- WHAT YOU ARE ASKED TO DO: Repeat the records below exactly as they appear, leaving out any pictures.

Records contained in a dataset:
################

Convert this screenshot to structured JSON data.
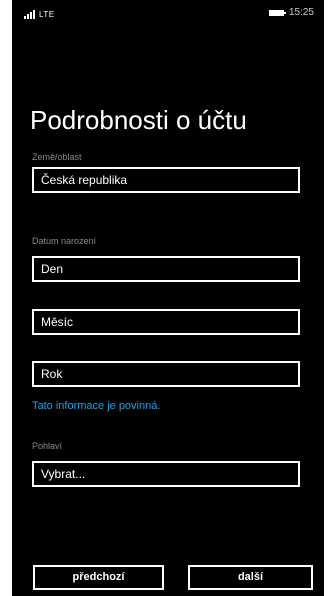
{
  "status_bar": {
    "network": "LTE",
    "time": "15:25"
  },
  "page_title": "Podrobnosti o účtu",
  "country": {
    "label": "Země/oblast",
    "value": "Česká republika"
  },
  "birthdate": {
    "label": "Datum narození",
    "day": "Den",
    "month": "Měsíc",
    "year": "Rok",
    "note": "Tato informace je povinná."
  },
  "gender": {
    "label": "Pohlaví",
    "value": "Vybrat..."
  },
  "buttons": {
    "previous": "předchozí",
    "next": "další"
  },
  "colors": {
    "background": "#000000",
    "accent": "#1aa1e1",
    "label": "#8a8a8a"
  }
}
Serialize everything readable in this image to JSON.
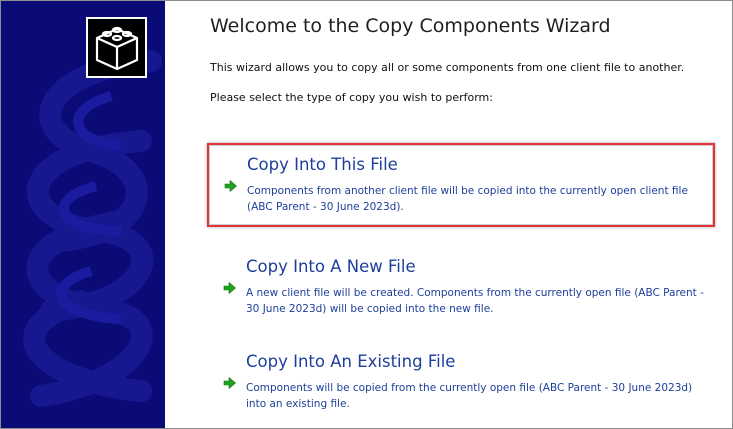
{
  "wizard": {
    "title": "Welcome to the Copy Components Wizard",
    "intro_line1": "This wizard allows you to copy all or some components from one client file to another.",
    "intro_line2": "Please select the type of copy you wish to perform:"
  },
  "options": [
    {
      "title": "Copy Into This File",
      "desc_line1": "Components from another client file will be copied into the currently open client file",
      "desc_line2": "(ABC Parent - 30 June 2023d).",
      "selected": true
    },
    {
      "title": "Copy Into A New File",
      "desc_line1": "A new client file will be created. Components from the currently open file (ABC Parent -",
      "desc_line2": "30 June 2023d) will be copied into the new file.",
      "selected": false
    },
    {
      "title": "Copy Into An Existing File",
      "desc_line1": "Components will be copied from the currently open file (ABC Parent - 30 June 2023d)",
      "desc_line2": "into an existing file.",
      "selected": false
    }
  ],
  "icons": {
    "logo": "cube-logo-icon",
    "option_arrow": "green-arrow-icon"
  },
  "colors": {
    "sidebar": "#0b0b78",
    "accent_text": "#1d3f9a",
    "selection_border": "#e0343a",
    "arrow": "#1fa31f"
  }
}
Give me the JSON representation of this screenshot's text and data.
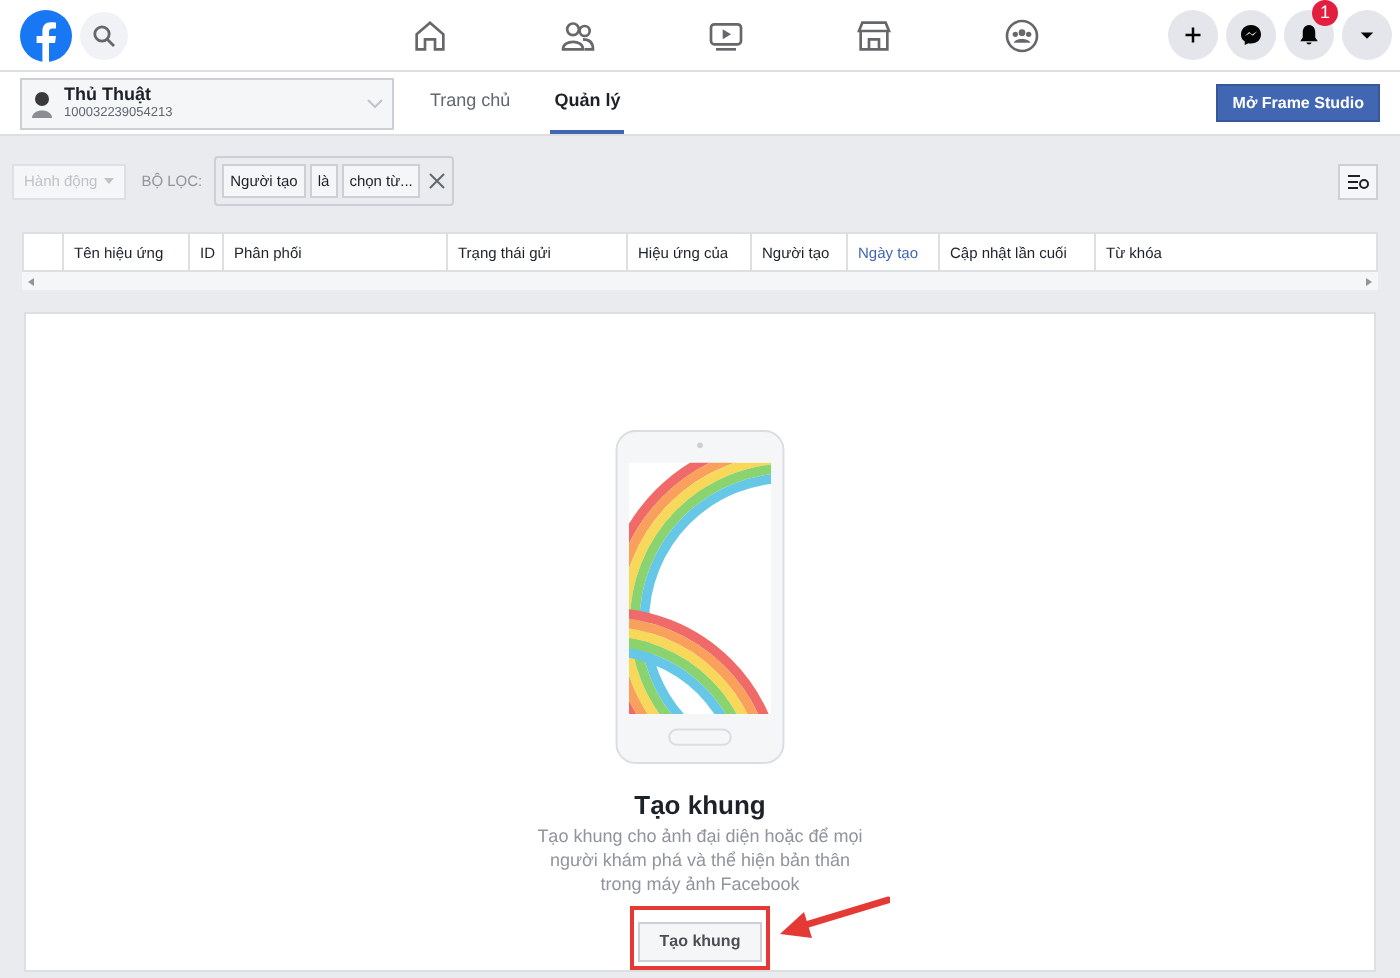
{
  "topbar": {
    "nav_icons": [
      {
        "kind": "home",
        "selected": false
      },
      {
        "kind": "friends",
        "selected": false
      },
      {
        "kind": "video",
        "selected": false
      },
      {
        "kind": "store",
        "selected": false
      },
      {
        "kind": "groups",
        "selected": false
      }
    ],
    "actions": [
      {
        "kind": "plus"
      },
      {
        "kind": "messenger"
      },
      {
        "kind": "bell",
        "badge": "1"
      },
      {
        "kind": "caret"
      }
    ]
  },
  "page_selector": {
    "name": "Thủ Thuật",
    "id": "100032239054213"
  },
  "tabs": [
    {
      "label": "Trang chủ",
      "selected": false
    },
    {
      "label": "Quản lý",
      "selected": true
    }
  ],
  "open_studio_button": "Mở Frame Studio",
  "filter_bar": {
    "action_button": {
      "label": "Hành động",
      "disabled": true
    },
    "filter_label": "BỘ LỌC:",
    "filter_tokens": [
      "Người tạo",
      "là",
      "chọn từ..."
    ]
  },
  "table": {
    "columns": [
      {
        "label": "Tên hiệu ứng",
        "sorted": false
      },
      {
        "label": "ID",
        "sorted": false
      },
      {
        "label": "Phân phối",
        "sorted": false
      },
      {
        "label": "Trạng thái gửi",
        "sorted": false
      },
      {
        "label": "Hiệu ứng của",
        "sorted": false
      },
      {
        "label": "Người tạo",
        "sorted": false
      },
      {
        "label": "Ngày tạo",
        "sorted": true
      },
      {
        "label": "Cập nhật lần cuối",
        "sorted": false
      },
      {
        "label": "Từ khóa",
        "sorted": false
      }
    ]
  },
  "empty_state": {
    "title": "Tạo khung",
    "description": "Tạo khung cho ảnh đại diện hoặc để mọi người khám phá và thể hiện bản thân trong máy ảnh Facebook",
    "button": "Tạo khung",
    "highlighted": true
  }
}
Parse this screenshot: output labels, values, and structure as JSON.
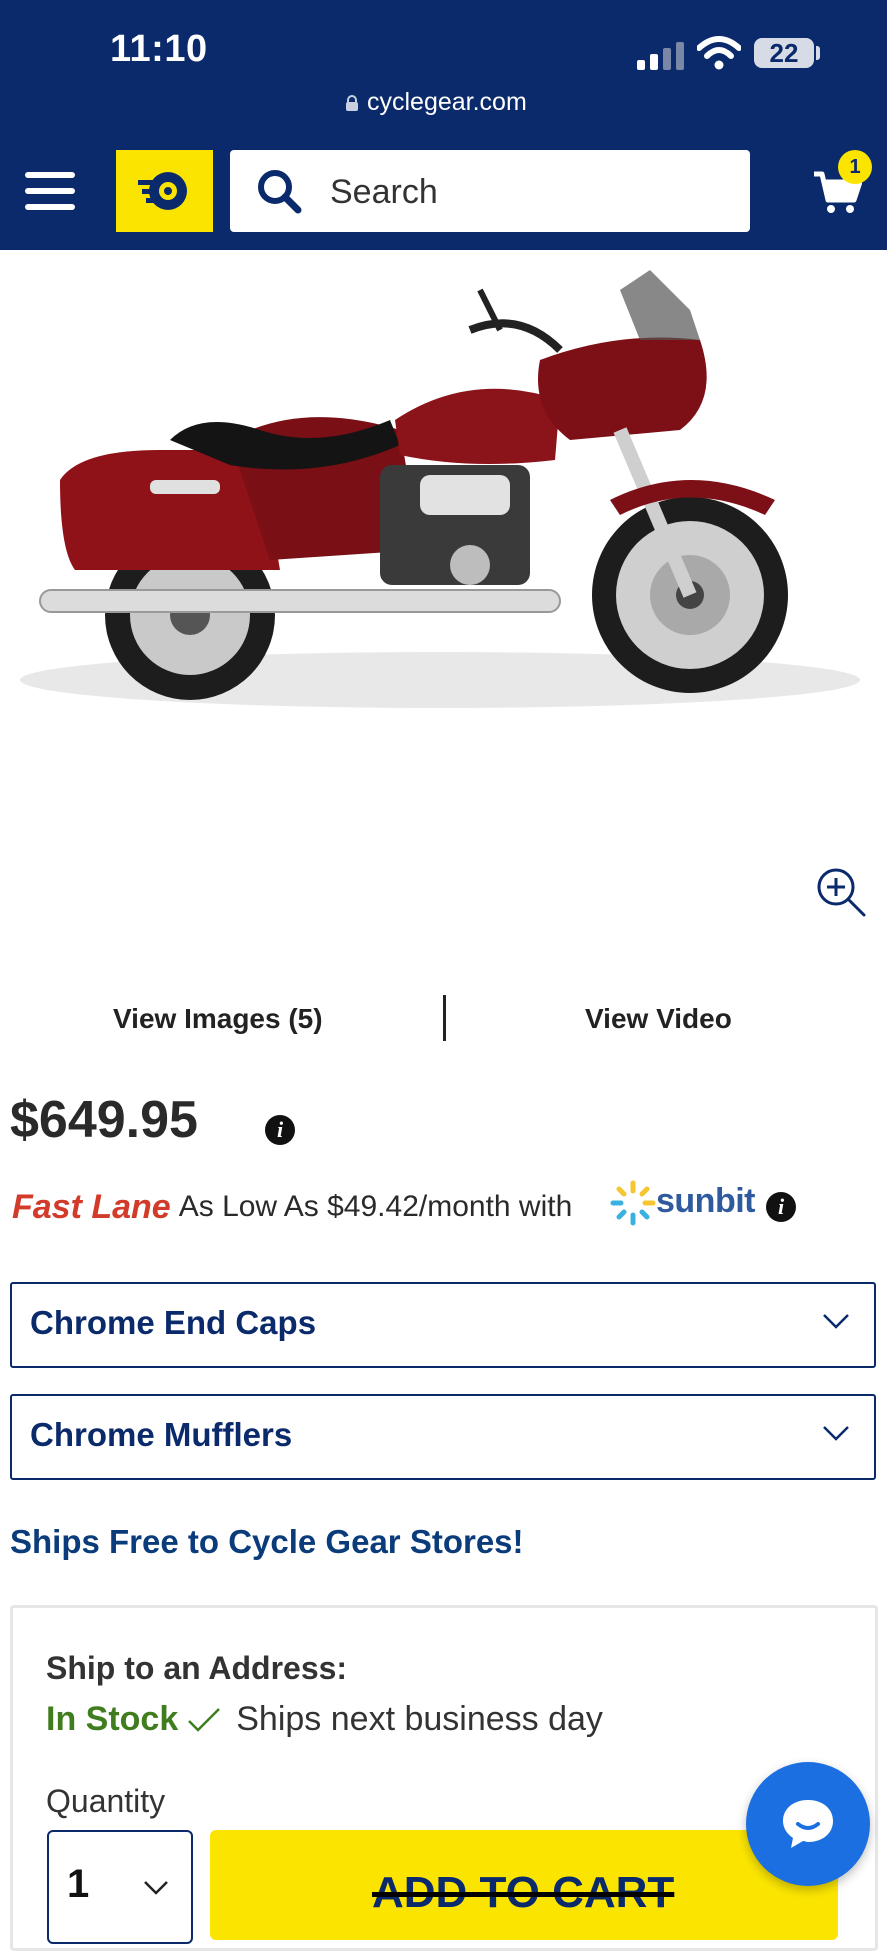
{
  "status_bar": {
    "time": "11:10",
    "battery": "22"
  },
  "browser": {
    "url": "cyclegear.com"
  },
  "header": {
    "search_placeholder": "Search",
    "cart_count": "1",
    "brand_color": "#0a2a6b",
    "accent_color": "#fbe500"
  },
  "media": {
    "view_images_label": "View Images (5)",
    "view_video_label": "View Video"
  },
  "pricing": {
    "price": "$649.95",
    "fast_lane": "Fast Lane",
    "monthly_text": "As Low As $49.42/month with",
    "financing_brand": "sunbit"
  },
  "options": [
    {
      "label": "Chrome End Caps"
    },
    {
      "label": "Chrome Mufflers"
    }
  ],
  "ships_free": "Ships Free to Cycle Gear Stores!",
  "shipping": {
    "title": "Ship to an Address:",
    "stock_status": "In Stock",
    "ships_text": "Ships next business day",
    "quantity_label": "Quantity",
    "quantity_value": "1",
    "add_to_cart_label": "ADD TO CART"
  }
}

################

- TASK OUTPUT:
Convert this screenshot to structured JSON data.
{
  "status_bar": {
    "network": "LTE",
    "time": "15:25"
  },
  "page_title": "Podrobnosti o účtu",
  "country": {
    "label": "Země/oblast",
    "value": "Česká republika"
  },
  "birthdate": {
    "label": "Datum narození",
    "day": "Den",
    "month": "Měsíc",
    "year": "Rok",
    "note": "Tato informace je povinná."
  },
  "gender": {
    "label": "Pohlaví",
    "value": "Vybrat..."
  },
  "buttons": {
    "previous": "předchozí",
    "next": "další"
  },
  "colors": {
    "background": "#000000",
    "accent": "#1aa1e1",
    "label": "#8a8a8a"
  }
}
Serialize everything readable in this image to JSON.
{
  "wizard": {
    "title": "Welcome to the Copy Components Wizard",
    "intro_line1": "This wizard allows you to copy all or some components from one client file to another.",
    "intro_line2": "Please select the type of copy you wish to perform:"
  },
  "options": [
    {
      "title": "Copy Into This File",
      "desc_line1": "Components from another client file will be copied into the currently open client file",
      "desc_line2": "(ABC Parent - 30 June 2023d).",
      "selected": true
    },
    {
      "title": "Copy Into A New File",
      "desc_line1": "A new client file will be created. Components from the currently open file (ABC Parent -",
      "desc_line2": "30 June 2023d) will be copied into the new file.",
      "selected": false
    },
    {
      "title": "Copy Into An Existing File",
      "desc_line1": "Components will be copied from the currently open file (ABC Parent - 30 June 2023d)",
      "desc_line2": "into an existing file.",
      "selected": false
    }
  ],
  "icons": {
    "logo": "cube-logo-icon",
    "option_arrow": "green-arrow-icon"
  },
  "colors": {
    "sidebar": "#0b0b78",
    "accent_text": "#1d3f9a",
    "selection_border": "#e0343a",
    "arrow": "#1fa31f"
  }
}
Give me the JSON representation of this screenshot's text and data.
{
  "topbar": {
    "nav_icons": [
      {
        "kind": "home",
        "selected": false
      },
      {
        "kind": "friends",
        "selected": false
      },
      {
        "kind": "video",
        "selected": false
      },
      {
        "kind": "store",
        "selected": false
      },
      {
        "kind": "groups",
        "selected": false
      }
    ],
    "actions": [
      {
        "kind": "plus"
      },
      {
        "kind": "messenger"
      },
      {
        "kind": "bell",
        "badge": "1"
      },
      {
        "kind": "caret"
      }
    ]
  },
  "page_selector": {
    "name": "Thủ Thuật",
    "id": "100032239054213"
  },
  "tabs": [
    {
      "label": "Trang chủ",
      "selected": false
    },
    {
      "label": "Quản lý",
      "selected": true
    }
  ],
  "open_studio_button": "Mở Frame Studio",
  "filter_bar": {
    "action_button": {
      "label": "Hành động",
      "disabled": true
    },
    "filter_label": "BỘ LỌC:",
    "filter_tokens": [
      "Người tạo",
      "là",
      "chọn từ..."
    ]
  },
  "table": {
    "columns": [
      {
        "label": "Tên hiệu ứng",
        "sorted": false
      },
      {
        "label": "ID",
        "sorted": false
      },
      {
        "label": "Phân phối",
        "sorted": false
      },
      {
        "label": "Trạng thái gửi",
        "sorted": false
      },
      {
        "label": "Hiệu ứng của",
        "sorted": false
      },
      {
        "label": "Người tạo",
        "sorted": false
      },
      {
        "label": "Ngày tạo",
        "sorted": true
      },
      {
        "label": "Cập nhật lần cuối",
        "sorted": false
      },
      {
        "label": "Từ khóa",
        "sorted": false
      }
    ]
  },
  "empty_state": {
    "title": "Tạo khung",
    "description": "Tạo khung cho ảnh đại diện hoặc để mọi người khám phá và thể hiện bản thân trong máy ảnh Facebook",
    "button": "Tạo khung",
    "highlighted": true
  }
}
Parse this screenshot: output labels, values, and structure as JSON.
{
  "status_bar": {
    "time": "11:10",
    "battery": "22"
  },
  "browser": {
    "url": "cyclegear.com"
  },
  "header": {
    "search_placeholder": "Search",
    "cart_count": "1",
    "brand_color": "#0a2a6b",
    "accent_color": "#fbe500"
  },
  "media": {
    "view_images_label": "View Images (5)",
    "view_video_label": "View Video"
  },
  "pricing": {
    "price": "$649.95",
    "fast_lane": "Fast Lane",
    "monthly_text": "As Low As $49.42/month with",
    "financing_brand": "sunbit"
  },
  "options": [
    {
      "label": "Chrome End Caps"
    },
    {
      "label": "Chrome Mufflers"
    }
  ],
  "ships_free": "Ships Free to Cycle Gear Stores!",
  "shipping": {
    "title": "Ship to an Address:",
    "stock_status": "In Stock",
    "ships_text": "Ships next business day",
    "quantity_label": "Quantity",
    "quantity_value": "1",
    "add_to_cart_label": "ADD TO CART"
  }
}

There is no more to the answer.